So far, that establishment -- which is to say the Netherlands, which owns the bulk of his paintings, and the Van Gogh family, which runs Amsterdam’s influential and conservative Van Gogh Foundation and its popular museum that showcases the paintings -- has evidenced no such intention. It has steadfastly refused to dignify the issue with a formal comment or denial.
We might ask at this point: Does it really matter if Van Gogh killed himself or was murdered? And the short answer is yes, it matters very much.
Because Vincent van Gogh is not just another great artist: He is the phenomenon of all great-artist phenomena. By every measure, the most popular, most beloved, most written about, analyzed and commercially reproduced, the most merchandized artist who ever lived. He owns a personal legend that has gripped the imagination of the world like no other cultural figure perhaps ever. This legend has made the very word “Vincent” a brand name as recognizable as Nike or Starbucks. It has created a James Bond of a film franchise that has averaged a biopic, documentary or TV movie a year since Lust for Life started it all nearly seven decades ago. It has made Holland’s ownership of his work its greatest national resource, its largest tourist attraction and a mainstay of its economy.
And his self-martyrdom is integral to that legend. It’s the climax and emotional centerpiece of the thousands of movies, plays, operas, symphonies, pop songs, novels, biographies and medical treatises that celebrate his life. Sartre called it “a fundamental existential act of the modern era.” Picasso claimed Van Gogh “made himself” when he pulled that trigger. Its terrible grandeur makes his story gut-wrenchingly irresistible and lends a mystique to the paintings they might not otherwise possess. The idea that Vincent was killed, accidentally or on purpose, by some sniveling teenage lout trivializes his magnificent quest. It could even, in the long run, decrease the value of his work and blunt the century-long juggernaut of fascination that has made his sad, haunting face as iconic in our time as the Mona Lisa.

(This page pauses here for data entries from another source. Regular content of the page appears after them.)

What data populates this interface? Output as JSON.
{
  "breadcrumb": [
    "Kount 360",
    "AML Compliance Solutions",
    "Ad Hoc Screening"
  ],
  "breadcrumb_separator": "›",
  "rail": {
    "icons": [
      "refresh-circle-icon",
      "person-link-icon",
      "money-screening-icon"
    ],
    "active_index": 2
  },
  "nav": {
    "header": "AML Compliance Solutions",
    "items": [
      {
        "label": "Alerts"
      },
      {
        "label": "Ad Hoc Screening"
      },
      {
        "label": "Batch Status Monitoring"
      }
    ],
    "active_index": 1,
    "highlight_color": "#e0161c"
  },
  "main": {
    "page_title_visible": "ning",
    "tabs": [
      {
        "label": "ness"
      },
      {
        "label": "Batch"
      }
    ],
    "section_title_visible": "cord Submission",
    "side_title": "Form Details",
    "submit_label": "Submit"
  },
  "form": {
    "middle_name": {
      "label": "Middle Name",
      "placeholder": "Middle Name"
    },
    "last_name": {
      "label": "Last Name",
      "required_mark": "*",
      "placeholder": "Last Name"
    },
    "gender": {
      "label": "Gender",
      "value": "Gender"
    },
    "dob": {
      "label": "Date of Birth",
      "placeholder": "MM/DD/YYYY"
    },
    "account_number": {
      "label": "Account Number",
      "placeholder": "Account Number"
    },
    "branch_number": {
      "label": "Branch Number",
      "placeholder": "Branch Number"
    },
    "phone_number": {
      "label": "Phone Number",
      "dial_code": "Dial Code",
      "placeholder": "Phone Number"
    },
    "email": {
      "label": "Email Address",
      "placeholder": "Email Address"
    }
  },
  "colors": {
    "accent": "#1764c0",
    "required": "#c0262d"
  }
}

“The stakes are high,” an official of the Van Gogh Museum admitted recently, off the record. “It is a threat, in a way. But, at the same time, there’s no substance to it. While the argument against a suicide might seem compelling to some people, the case against the teenage gang in particular is extremely thin and the cases that have been made against others in Auvers are also based on no evidence whatsoever. It’s all conjecture, speculation and theorizing over inconsistencies that have been known and pondered by Van Gogh authorities for generations. It’s hard for us to get too excited by a challenge that can’t even produce a credible trigger-man for its crime or anything original in the way of evidence or testimony. Barring that, we feel sure all this furor of the last decade is bound to eventually just go away.”